▶ Task directions
Could you set down every entry below exactly as it is?

======== The records

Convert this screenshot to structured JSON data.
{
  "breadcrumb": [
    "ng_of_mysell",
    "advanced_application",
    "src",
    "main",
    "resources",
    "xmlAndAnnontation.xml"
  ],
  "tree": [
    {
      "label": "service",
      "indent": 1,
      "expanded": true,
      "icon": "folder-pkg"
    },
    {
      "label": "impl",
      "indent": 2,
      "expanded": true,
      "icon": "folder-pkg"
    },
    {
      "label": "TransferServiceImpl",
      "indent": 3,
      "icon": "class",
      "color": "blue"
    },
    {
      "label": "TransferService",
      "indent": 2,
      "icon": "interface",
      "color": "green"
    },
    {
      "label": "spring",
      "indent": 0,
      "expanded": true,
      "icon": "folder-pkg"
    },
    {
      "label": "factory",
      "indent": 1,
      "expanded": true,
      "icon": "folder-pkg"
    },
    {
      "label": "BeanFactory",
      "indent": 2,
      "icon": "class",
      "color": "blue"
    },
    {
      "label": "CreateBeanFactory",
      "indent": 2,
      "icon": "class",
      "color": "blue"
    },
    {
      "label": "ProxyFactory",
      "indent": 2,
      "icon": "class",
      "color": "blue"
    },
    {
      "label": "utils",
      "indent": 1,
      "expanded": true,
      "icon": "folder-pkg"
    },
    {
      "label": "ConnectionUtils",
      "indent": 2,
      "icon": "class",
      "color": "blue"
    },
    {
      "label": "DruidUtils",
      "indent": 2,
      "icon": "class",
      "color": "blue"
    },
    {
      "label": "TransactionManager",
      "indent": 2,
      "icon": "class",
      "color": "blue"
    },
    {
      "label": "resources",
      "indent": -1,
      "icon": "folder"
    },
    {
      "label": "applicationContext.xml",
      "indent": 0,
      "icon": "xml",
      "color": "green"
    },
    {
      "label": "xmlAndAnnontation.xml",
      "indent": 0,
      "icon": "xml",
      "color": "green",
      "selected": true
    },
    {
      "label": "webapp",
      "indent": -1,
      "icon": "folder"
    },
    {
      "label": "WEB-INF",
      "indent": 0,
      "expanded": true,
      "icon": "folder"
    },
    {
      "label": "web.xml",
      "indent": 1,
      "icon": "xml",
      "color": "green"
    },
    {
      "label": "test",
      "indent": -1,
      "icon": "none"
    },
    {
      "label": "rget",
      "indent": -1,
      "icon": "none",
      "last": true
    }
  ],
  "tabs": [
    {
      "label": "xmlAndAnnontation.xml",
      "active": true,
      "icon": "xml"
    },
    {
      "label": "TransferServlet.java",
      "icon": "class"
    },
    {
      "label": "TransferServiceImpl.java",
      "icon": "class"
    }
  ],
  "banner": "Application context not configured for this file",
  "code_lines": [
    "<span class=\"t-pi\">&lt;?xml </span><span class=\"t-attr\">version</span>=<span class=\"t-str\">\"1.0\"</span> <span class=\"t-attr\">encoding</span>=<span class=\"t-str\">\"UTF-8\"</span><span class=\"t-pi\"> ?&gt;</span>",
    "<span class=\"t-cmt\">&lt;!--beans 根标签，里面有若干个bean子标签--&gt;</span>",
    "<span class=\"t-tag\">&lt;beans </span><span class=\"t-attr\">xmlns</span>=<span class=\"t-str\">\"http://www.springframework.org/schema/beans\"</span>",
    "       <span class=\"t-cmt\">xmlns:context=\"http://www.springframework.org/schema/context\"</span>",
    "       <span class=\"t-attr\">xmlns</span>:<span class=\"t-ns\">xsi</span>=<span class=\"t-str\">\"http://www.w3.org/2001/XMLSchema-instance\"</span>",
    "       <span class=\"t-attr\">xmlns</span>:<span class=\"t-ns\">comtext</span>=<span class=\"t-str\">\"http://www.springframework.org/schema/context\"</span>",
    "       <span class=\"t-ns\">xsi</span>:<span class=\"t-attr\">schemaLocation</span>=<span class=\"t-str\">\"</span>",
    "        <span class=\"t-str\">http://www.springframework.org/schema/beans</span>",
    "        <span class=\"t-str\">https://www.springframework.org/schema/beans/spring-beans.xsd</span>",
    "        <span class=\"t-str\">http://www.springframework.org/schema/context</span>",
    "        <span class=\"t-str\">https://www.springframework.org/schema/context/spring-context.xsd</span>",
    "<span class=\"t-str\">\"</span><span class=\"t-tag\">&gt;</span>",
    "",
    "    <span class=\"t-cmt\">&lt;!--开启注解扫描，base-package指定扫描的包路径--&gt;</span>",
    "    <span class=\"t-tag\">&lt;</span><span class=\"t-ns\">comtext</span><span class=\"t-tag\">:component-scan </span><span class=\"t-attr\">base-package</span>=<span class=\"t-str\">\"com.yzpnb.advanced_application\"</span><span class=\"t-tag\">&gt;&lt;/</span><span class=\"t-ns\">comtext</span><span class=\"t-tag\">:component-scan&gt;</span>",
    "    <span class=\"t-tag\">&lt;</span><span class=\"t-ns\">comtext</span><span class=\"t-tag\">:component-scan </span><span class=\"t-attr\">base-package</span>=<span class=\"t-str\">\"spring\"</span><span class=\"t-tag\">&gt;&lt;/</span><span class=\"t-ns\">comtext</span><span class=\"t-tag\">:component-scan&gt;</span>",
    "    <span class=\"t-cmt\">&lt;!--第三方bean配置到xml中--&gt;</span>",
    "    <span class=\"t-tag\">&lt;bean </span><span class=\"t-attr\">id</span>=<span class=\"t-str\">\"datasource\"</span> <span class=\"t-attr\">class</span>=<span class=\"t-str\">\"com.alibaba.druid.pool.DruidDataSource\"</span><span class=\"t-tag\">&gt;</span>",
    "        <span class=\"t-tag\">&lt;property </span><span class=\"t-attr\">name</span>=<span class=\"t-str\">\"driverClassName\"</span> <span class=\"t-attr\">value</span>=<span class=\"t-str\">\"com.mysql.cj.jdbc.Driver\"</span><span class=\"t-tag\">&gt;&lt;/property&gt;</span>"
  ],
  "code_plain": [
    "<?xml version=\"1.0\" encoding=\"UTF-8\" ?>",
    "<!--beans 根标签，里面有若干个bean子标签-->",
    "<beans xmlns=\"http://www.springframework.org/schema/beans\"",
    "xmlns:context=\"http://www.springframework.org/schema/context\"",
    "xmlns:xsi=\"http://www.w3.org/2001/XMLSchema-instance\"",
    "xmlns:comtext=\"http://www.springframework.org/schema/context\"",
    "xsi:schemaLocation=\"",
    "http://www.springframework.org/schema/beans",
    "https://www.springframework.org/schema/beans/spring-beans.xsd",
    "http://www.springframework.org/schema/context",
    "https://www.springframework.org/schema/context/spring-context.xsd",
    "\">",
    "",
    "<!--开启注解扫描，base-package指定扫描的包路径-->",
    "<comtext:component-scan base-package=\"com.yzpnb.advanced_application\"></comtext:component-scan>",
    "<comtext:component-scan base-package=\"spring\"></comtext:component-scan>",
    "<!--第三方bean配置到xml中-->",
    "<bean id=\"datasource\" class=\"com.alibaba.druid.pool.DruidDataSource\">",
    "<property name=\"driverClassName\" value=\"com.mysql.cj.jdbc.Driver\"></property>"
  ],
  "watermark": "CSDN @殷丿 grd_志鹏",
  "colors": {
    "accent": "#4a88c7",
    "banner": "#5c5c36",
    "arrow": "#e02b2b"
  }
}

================

▶ Output of the exercise
Convert this screenshot to structured JSON data.
{
  "breadcrumb": [
    "ng_of_mysell",
    "advanced_application",
    "src",
    "main",
    "resources",
    "xmlAndAnnontation.xml"
  ],
  "tree": [
    {
      "label": "service",
      "indent": 1,
      "expanded": true,
      "icon": "folder-pkg"
    },
    {
      "label": "impl",
      "indent": 2,
      "expanded": true,
      "icon": "folder-pkg"
    },
    {
      "label": "TransferServiceImpl",
      "indent": 3,
      "icon": "class",
      "color": "blue"
    },
    {
      "label": "TransferService",
      "indent": 2,
      "icon": "interface",
      "color": "green"
    },
    {
      "label": "spring",
      "indent": 0,
      "expanded": true,
      "icon": "folder-pkg"
    },
    {
      "label": "factory",
      "indent": 1,
      "expanded": true,
      "icon": "folder-pkg"
    },
    {
      "label": "BeanFactory",
      "indent": 2,
      "icon": "class",
      "color": "blue"
    },
    {
      "label": "CreateBeanFactory",
      "indent": 2,
      "icon": "class",
      "color": "blue"
    },
    {
      "label": "ProxyFactory",
      "indent": 2,
      "icon": "class",
      "color": "blue"
    },
    {
      "label": "utils",
      "indent": 1,
      "expanded": true,
      "icon": "folder-pkg"
    },
    {
      "label": "ConnectionUtils",
      "indent": 2,
      "icon": "class",
      "color": "blue"
    },
    {
      "label": "DruidUtils",
      "indent": 2,
      "icon": "class",
      "color": "blue"
    },
    {
      "label": "TransactionManager",
      "indent": 2,
      "icon": "class",
      "color": "blue"
    },
    {
      "label": "resources",
      "indent": -1,
      "icon": "folder"
    },
    {
      "label": "applicationContext.xml",
      "indent": 0,
      "icon": "xml",
      "color": "green"
    },
    {
      "label": "xmlAndAnnontation.xml",
      "indent": 0,
      "icon": "xml",
      "color": "green",
      "selected": true
    },
    {
      "label": "webapp",
      "indent": -1,
      "icon": "folder"
    },
    {
      "label": "WEB-INF",
      "indent": 0,
      "expanded": true,
      "icon": "folder"
    },
    {
      "label": "web.xml",
      "indent": 1,
      "icon": "xml",
      "color": "green"
    },
    {
      "label": "test",
      "indent": -1,
      "icon": "none"
    },
    {
      "label": "rget",
      "indent": -1,
      "icon": "none",
      "last": true
    }
  ],
  "tabs": [
    {
      "label": "xmlAndAnnontation.xml",
      "active": true,
      "icon": "xml"
    },
    {
      "label": "TransferServlet.java",
      "icon": "class"
    },
    {
      "label": "TransferServiceImpl.java",
      "icon": "class"
    }
  ],
  "banner": "Application context not configured for this file",
  "code_lines": [
    "<span class=\"t-pi\">&lt;?xml </span><span class=\"t-attr\">version</span>=<span class=\"t-str\">\"1.0\"</span> <span class=\"t-attr\">encoding</span>=<span class=\"t-str\">\"UTF-8\"</span><span class=\"t-pi\"> ?&gt;</span>",
    "<span class=\"t-cmt\">&lt;!--beans 根标签，里面有若干个bean子标签--&gt;</span>",
    "<span class=\"t-tag\">&lt;beans </span><span class=\"t-attr\">xmlns</span>=<span class=\"t-str\">\"http://www.springframework.org/schema/beans\"</span>",
    "       <span class=\"t-cmt\">xmlns:context=\"http://www.springframework.org/schema/context\"</span>",
    "       <span class=\"t-attr\">xmlns</span>:<span class=\"t-ns\">xsi</span>=<span class=\"t-str\">\"http://www.w3.org/2001/XMLSchema-instance\"</span>",
    "       <span class=\"t-attr\">xmlns</span>:<span class=\"t-ns\">comtext</span>=<span class=\"t-str\">\"http://www.springframework.org/schema/context\"</span>",
    "       <span class=\"t-ns\">xsi</span>:<span class=\"t-attr\">schemaLocation</span>=<span class=\"t-str\">\"</span>",
    "        <span class=\"t-str\">http://www.springframework.org/schema/beans</span>",
    "        <span class=\"t-str\">https://www.springframework.org/schema/beans/spring-beans.xsd</span>",
    "        <span class=\"t-str\">http://www.springframework.org/schema/context</span>",
    "        <span class=\"t-str\">https://www.springframework.org/schema/context/spring-context.xsd</span>",
    "<span class=\"t-str\">\"</span><span class=\"t-tag\">&gt;</span>",
    "",
    "    <span class=\"t-cmt\">&lt;!--开启注解扫描，base-package指定扫描的包路径--&gt;</span>",
    "    <span class=\"t-tag\">&lt;</span><span class=\"t-ns\">comtext</span><span class=\"t-tag\">:component-scan </span><span class=\"t-attr\">base-package</span>=<span class=\"t-str\">\"com.yzpnb.advanced_application\"</span><span class=\"t-tag\">&gt;&lt;/</span><span class=\"t-ns\">comtext</span><span class=\"t-tag\">:component-scan&gt;</span>",
    "    <span class=\"t-tag\">&lt;</span><span class=\"t-ns\">comtext</span><span class=\"t-tag\">:component-scan </span><span class=\"t-attr\">base-package</span>=<span class=\"t-str\">\"spring\"</span><span class=\"t-tag\">&gt;&lt;/</span><span class=\"t-ns\">comtext</span><span class=\"t-tag\">:component-scan&gt;</span>",
    "    <span class=\"t-cmt\">&lt;!--第三方bean配置到xml中--&gt;</span>",
    "    <span class=\"t-tag\">&lt;bean </span><span class=\"t-attr\">id</span>=<span class=\"t-str\">\"datasource\"</span> <span class=\"t-attr\">class</span>=<span class=\"t-str\">\"com.alibaba.druid.pool.DruidDataSource\"</span><span class=\"t-tag\">&gt;</span>",
    "        <span class=\"t-tag\">&lt;property </span><span class=\"t-attr\">name</span>=<span class=\"t-str\">\"driverClassName\"</span> <span class=\"t-attr\">value</span>=<span class=\"t-str\">\"com.mysql.cj.jdbc.Driver\"</span><span class=\"t-tag\">&gt;&lt;/property&gt;</span>"
  ],
  "code_plain": [
    "<?xml version=\"1.0\" encoding=\"UTF-8\" ?>",
    "<!--beans 根标签，里面有若干个bean子标签-->",
    "<beans xmlns=\"http://www.springframework.org/schema/beans\"",
    "xmlns:context=\"http://www.springframework.org/schema/context\"",
    "xmlns:xsi=\"http://www.w3.org/2001/XMLSchema-instance\"",
    "xmlns:comtext=\"http://www.springframework.org/schema/context\"",
    "xsi:schemaLocation=\"",
    "http://www.springframework.org/schema/beans",
    "https://www.springframework.org/schema/beans/spring-beans.xsd",
    "http://www.springframework.org/schema/context",
    "https://www.springframework.org/schema/context/spring-context.xsd",
    "\">",
    "",
    "<!--开启注解扫描，base-package指定扫描的包路径-->",
    "<comtext:component-scan base-package=\"com.yzpnb.advanced_application\"></comtext:component-scan>",
    "<comtext:component-scan base-package=\"spring\"></comtext:component-scan>",
    "<!--第三方bean配置到xml中-->",
    "<bean id=\"datasource\" class=\"com.alibaba.druid.pool.DruidDataSource\">",
    "<property name=\"driverClassName\" value=\"com.mysql.cj.jdbc.Driver\"></property>"
  ],
  "watermark": "CSDN @殷丿 grd_志鹏",
  "colors": {
    "accent": "#4a88c7",
    "banner": "#5c5c36",
    "arrow": "#e02b2b"
  }
}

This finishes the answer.